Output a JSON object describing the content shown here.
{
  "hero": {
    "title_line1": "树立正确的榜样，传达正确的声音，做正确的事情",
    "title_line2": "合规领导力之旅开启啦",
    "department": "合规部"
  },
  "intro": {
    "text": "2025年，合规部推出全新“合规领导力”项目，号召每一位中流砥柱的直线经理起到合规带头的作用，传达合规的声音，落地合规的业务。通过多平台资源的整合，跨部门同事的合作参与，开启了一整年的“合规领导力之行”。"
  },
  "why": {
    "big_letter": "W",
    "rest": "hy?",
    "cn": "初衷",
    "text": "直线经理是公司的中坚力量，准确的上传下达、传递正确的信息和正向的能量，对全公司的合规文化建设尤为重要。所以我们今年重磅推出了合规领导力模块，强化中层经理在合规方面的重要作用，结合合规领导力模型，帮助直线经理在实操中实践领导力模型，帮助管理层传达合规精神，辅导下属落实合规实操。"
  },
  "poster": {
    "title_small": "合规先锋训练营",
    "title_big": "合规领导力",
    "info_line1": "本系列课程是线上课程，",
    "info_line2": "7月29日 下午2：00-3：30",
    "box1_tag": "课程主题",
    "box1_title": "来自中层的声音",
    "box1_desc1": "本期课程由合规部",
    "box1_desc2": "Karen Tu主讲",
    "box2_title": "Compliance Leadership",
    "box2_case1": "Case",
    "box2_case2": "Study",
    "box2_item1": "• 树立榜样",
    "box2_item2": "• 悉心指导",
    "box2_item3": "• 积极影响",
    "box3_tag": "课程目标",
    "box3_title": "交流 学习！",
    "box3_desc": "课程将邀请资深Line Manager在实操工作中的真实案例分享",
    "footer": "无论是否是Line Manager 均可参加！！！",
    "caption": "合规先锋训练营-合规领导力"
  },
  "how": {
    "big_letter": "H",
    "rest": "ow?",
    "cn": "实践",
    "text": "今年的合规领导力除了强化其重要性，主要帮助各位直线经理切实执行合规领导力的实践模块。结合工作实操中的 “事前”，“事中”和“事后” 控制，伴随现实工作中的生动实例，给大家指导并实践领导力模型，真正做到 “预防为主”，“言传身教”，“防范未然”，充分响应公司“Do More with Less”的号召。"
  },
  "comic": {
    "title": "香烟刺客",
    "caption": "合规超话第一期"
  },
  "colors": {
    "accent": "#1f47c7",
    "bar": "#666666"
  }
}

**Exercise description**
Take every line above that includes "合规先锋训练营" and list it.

**Written solution**
    "title_small": "合规先锋训练营",
    "caption": "合规先锋训练营-合规领导力"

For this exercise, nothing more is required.